§ **Exercise**
Going through the material below, please gather all lines with the word "description" in them.

§ **Entries supplied**
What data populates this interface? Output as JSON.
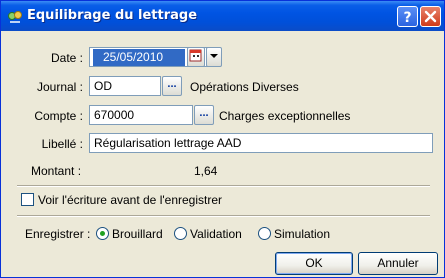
{
  "window": {
    "title": "Equilibrage du lettrage",
    "help": "?",
    "close": "×"
  },
  "form": {
    "date": {
      "label": "Date :",
      "value": "25/05/2010"
    },
    "journal": {
      "label": "Journal :",
      "value": "OD",
      "description": "Opérations Diverses",
      "lookup": "..."
    },
    "compte": {
      "label": "Compte :",
      "value": "670000",
      "description": "Charges exceptionnelles",
      "lookup": "..."
    },
    "libelle": {
      "label": "Libellé :",
      "value": "Régularisation lettrage AAD"
    },
    "montant": {
      "label": "Montant :",
      "value": "1,64"
    }
  },
  "options": {
    "preview_label": "Voir l'écriture avant de l'enregistrer",
    "preview_checked": false,
    "save_label": "Enregistrer :",
    "radios": [
      {
        "label": "Brouillard",
        "selected": true
      },
      {
        "label": "Validation",
        "selected": false
      },
      {
        "label": "Simulation",
        "selected": false
      }
    ]
  },
  "buttons": {
    "ok": "OK",
    "cancel": "Annuler"
  },
  "colors": {
    "titlebar": "#0054e3",
    "selection": "#316ac5",
    "radio_dot": "#21a121"
  }
}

§ **Response to this exercise**
      "description": "Opérations Diverses",
      "description": "Charges exceptionnelles",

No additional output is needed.